When I was a kid I used to play all sorts of bizarre imagination games with my sister. They seemed perfectly normal for an eight-year-old’s standards but when I look back as an adult, I see my sanity was questionable from an early age. One of our favourite games to play was – naturally – “animals.” We each chose a type of animal and then spent the rest of the day imitating the animal’s behaviour. It was outrageously fun, even as the rules of the game grew overly complex. I am pretty sure my mother hated it. Not only did she have to start interpreting our attempts at zebra noises but she complained we wore holes in our pants by crawling around on the floor.
A few weeks ago I read a post on Pawcurious that reminded me of our childhood goofiness. The always-entertaining Dr. V ruminated over the classic animal lover’s question: if I were an animal, what would I be?
More often than not, during play, my sister and I would revert to the same favoured species. She always chose to be a cat and I always chose to be a dog. A cocker spaniel dog, to be more specific.
Even though I am now an adult and no longer wear pants with holes in them, when I try to decide what kind of animal I would be, I still go back to the same thing I did as a kid. It seems a bit incongruous, I admit. I’ve never lived with a cocker spaniel. I haven’t even been around one since our first obedience class three years ago. And that guy wasn’t the friendliest.
Nevertheless, there are many things about the breed to which I can relate.
- Energetic and sporty, but can also enjoy a good lie-in. Much like myself.
- They can adapt to any climate or lifestyle. I live in Nova Scotia where it can be sunny one second and pouring rain the next.
- With their long, wavy fur, cocker spaniels require daily grooming. My hair is also wavy and it remains my biggest vanity. I don’t leave the house unless it is at least presentable.
- They are trusting and hard-working. I am the consummate people-pleaser.
- Their largest faults are their sensitivity (I hear that) and their ability to become pudgy if not kept active (ditto).

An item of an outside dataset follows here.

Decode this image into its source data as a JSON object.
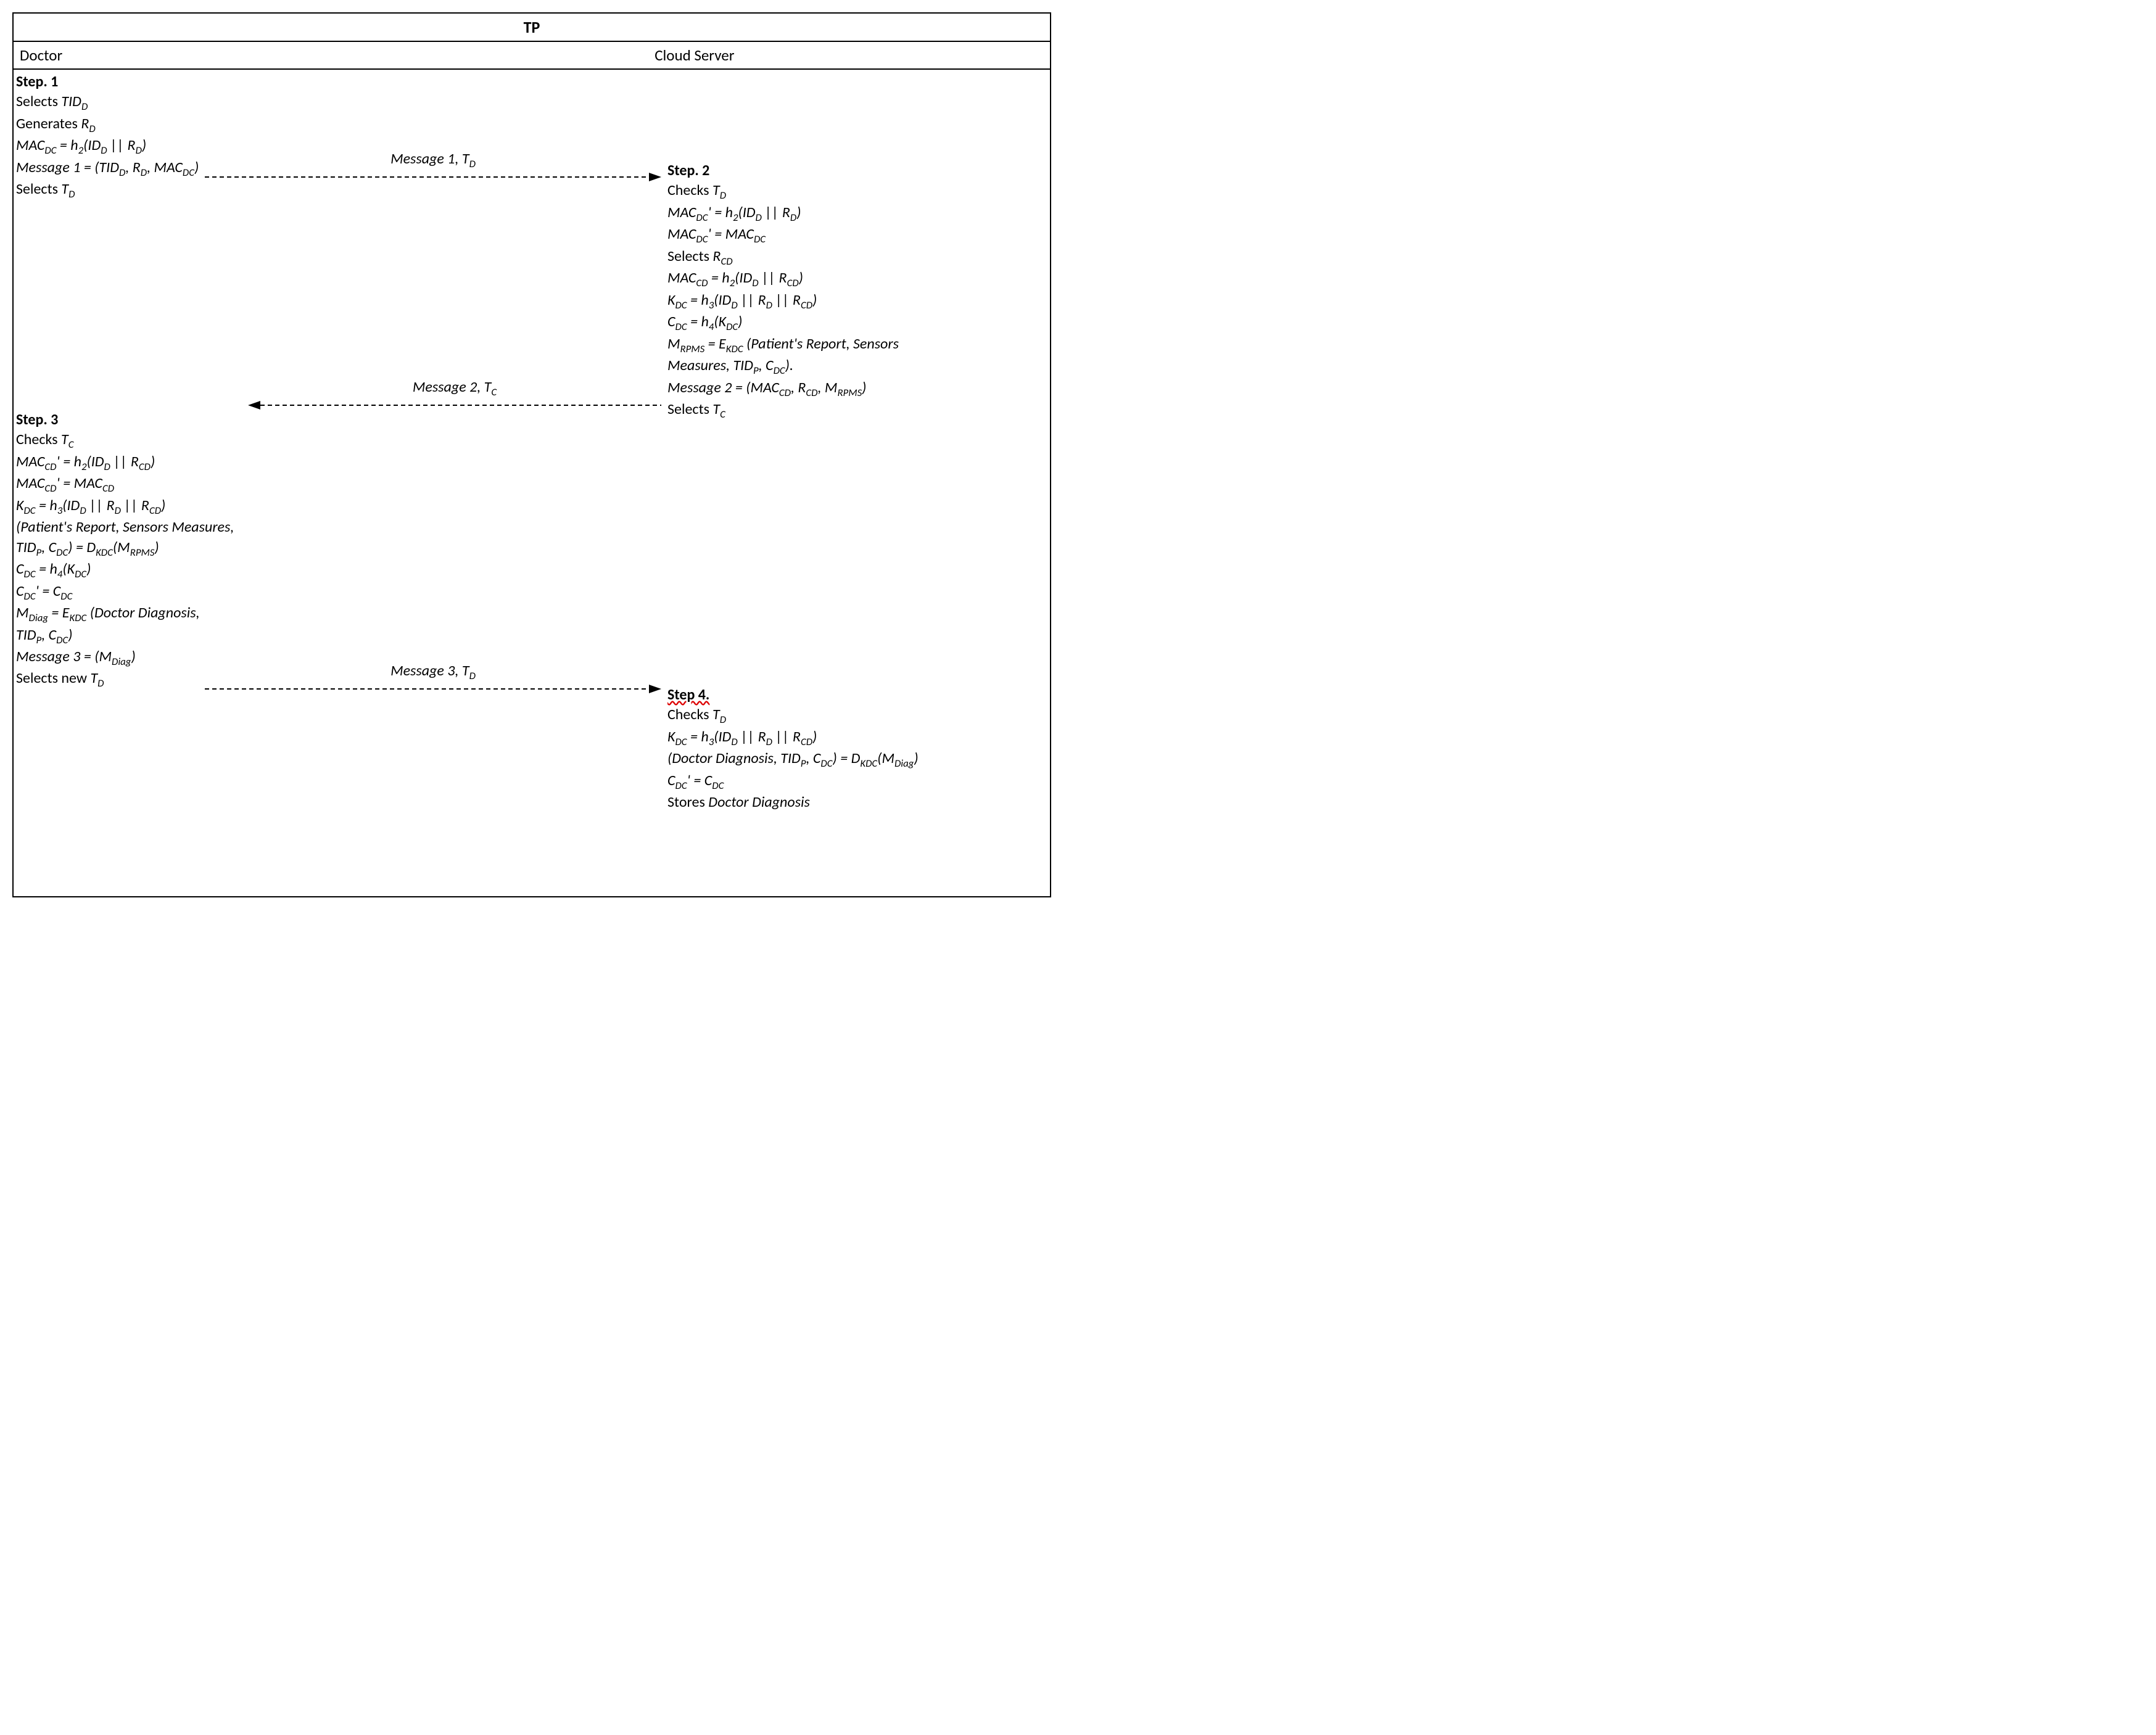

- If not properly socialized, cocker spaniels can suffer from shyness. Story. Of. My. Life.
Perhaps I am just drawn to the breed as cocker spaniels were one of the most popular dogs in my area growing up. I am not sure I would ever want one for myself – the daily coat maintenance is daunting – but I do feel a sort of connection with their sweet faces and large, dark eyes.
How about you? If you were an animal, what would you be?